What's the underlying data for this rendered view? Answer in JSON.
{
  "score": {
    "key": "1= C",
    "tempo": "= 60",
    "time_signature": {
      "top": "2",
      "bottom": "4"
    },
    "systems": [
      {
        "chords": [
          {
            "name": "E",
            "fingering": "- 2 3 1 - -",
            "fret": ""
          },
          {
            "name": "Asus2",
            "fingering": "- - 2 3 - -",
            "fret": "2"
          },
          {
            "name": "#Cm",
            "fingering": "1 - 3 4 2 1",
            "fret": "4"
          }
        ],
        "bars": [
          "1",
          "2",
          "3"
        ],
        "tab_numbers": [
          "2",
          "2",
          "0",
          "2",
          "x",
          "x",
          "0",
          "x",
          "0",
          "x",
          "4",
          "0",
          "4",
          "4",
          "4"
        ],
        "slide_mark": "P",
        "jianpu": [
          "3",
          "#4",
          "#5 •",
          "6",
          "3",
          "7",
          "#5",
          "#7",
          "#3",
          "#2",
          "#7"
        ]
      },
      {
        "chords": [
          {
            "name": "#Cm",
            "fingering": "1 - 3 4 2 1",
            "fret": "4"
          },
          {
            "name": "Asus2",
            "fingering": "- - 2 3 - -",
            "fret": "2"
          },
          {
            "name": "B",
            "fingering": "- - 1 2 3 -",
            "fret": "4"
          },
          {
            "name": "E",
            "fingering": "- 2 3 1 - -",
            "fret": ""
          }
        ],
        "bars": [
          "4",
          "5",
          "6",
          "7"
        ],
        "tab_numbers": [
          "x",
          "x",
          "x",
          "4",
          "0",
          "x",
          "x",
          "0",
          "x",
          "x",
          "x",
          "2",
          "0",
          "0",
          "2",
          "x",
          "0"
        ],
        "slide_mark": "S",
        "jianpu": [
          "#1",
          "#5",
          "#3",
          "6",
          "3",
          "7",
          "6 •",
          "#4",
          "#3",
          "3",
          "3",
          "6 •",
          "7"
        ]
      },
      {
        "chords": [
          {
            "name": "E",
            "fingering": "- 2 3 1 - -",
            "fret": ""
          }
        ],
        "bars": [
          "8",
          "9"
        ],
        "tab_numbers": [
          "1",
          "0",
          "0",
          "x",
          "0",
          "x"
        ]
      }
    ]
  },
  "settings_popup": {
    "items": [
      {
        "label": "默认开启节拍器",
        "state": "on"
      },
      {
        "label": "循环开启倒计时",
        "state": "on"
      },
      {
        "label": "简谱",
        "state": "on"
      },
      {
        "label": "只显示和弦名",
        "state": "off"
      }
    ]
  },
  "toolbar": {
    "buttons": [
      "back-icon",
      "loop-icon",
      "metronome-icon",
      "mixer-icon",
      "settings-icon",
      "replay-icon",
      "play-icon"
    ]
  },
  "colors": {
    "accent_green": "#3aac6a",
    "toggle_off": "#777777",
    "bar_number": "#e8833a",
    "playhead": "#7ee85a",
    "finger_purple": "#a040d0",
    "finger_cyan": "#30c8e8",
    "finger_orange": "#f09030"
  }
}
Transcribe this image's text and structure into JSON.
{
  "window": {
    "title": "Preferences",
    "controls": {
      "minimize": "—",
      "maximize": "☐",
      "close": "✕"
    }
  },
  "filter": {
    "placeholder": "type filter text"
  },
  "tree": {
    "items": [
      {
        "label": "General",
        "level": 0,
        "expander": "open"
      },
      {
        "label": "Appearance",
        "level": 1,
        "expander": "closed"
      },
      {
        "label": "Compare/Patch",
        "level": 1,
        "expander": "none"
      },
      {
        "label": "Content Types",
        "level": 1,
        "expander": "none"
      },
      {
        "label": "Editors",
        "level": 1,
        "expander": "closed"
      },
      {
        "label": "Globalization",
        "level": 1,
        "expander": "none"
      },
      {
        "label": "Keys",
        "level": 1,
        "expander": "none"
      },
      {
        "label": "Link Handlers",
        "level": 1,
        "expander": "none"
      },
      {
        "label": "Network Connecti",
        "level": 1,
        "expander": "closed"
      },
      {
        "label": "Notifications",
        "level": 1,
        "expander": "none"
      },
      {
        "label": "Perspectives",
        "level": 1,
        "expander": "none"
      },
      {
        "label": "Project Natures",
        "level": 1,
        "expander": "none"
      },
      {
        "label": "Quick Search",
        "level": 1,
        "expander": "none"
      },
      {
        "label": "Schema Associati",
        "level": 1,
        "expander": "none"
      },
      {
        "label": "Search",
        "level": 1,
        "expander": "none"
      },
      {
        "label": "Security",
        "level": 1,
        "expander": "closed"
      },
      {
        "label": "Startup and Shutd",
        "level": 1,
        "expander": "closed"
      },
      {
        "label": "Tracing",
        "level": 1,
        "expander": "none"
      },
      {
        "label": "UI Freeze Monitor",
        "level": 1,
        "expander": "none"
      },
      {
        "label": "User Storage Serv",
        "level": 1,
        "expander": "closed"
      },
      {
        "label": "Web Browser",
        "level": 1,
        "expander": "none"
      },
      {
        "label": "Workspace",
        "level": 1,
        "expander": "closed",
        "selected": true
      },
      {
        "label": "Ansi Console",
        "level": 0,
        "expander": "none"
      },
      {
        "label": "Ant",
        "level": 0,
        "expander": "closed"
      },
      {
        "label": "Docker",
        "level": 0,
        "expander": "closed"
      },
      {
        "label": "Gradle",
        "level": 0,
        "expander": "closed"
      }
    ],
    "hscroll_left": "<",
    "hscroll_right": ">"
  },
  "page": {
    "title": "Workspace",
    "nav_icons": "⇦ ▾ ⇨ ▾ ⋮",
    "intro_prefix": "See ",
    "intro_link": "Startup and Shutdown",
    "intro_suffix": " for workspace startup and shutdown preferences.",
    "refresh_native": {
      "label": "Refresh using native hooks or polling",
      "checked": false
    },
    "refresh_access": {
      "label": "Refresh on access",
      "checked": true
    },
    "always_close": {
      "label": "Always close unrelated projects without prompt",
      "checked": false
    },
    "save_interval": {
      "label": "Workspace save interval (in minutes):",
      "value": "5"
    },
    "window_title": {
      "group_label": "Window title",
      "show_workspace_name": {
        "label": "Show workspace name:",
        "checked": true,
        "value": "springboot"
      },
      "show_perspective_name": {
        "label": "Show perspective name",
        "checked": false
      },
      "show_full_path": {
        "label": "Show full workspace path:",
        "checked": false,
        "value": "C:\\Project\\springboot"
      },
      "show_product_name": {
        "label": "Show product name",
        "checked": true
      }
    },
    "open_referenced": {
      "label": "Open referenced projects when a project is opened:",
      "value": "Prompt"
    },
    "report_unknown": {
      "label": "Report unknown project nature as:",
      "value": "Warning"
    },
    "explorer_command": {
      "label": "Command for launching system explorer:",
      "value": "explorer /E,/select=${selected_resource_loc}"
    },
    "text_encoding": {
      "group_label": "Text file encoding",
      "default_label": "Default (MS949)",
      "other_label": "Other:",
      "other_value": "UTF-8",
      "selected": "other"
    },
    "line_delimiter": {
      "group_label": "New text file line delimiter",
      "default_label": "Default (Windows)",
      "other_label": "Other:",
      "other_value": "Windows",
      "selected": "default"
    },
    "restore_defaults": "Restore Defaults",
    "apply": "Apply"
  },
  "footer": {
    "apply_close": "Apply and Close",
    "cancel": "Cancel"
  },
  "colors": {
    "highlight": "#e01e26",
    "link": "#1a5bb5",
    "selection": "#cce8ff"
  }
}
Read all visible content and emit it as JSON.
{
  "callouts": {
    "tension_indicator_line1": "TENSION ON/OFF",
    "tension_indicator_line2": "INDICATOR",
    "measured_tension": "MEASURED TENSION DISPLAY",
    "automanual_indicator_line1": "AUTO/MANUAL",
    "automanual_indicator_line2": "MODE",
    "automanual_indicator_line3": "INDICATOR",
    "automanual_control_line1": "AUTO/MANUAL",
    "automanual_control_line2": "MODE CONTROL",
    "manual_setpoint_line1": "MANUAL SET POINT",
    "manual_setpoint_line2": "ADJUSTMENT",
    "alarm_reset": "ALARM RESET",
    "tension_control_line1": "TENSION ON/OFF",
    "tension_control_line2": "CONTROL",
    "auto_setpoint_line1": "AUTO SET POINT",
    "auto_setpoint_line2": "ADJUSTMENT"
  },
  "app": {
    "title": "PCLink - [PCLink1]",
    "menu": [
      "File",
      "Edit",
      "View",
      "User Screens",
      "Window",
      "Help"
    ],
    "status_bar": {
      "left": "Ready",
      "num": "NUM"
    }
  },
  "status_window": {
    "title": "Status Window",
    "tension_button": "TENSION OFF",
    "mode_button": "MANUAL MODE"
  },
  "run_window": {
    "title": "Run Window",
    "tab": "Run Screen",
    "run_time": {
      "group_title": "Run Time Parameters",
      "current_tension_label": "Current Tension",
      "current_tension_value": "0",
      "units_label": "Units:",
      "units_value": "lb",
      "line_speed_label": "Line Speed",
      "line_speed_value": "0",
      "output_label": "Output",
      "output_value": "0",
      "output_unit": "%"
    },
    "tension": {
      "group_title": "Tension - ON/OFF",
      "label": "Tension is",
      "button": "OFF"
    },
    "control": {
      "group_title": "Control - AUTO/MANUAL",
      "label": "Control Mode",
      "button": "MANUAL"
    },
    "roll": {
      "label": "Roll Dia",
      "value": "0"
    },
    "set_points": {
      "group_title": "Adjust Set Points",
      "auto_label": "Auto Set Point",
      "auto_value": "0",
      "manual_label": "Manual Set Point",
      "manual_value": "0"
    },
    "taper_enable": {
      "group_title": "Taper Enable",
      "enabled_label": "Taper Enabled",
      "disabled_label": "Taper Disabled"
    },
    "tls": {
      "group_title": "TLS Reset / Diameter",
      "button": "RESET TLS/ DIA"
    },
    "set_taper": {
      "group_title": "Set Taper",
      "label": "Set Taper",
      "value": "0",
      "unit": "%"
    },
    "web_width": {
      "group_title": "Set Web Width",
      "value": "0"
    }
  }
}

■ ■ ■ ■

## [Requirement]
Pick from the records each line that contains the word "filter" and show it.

## [Your solution]
  "filter": {
    "placeholder": "type filter text"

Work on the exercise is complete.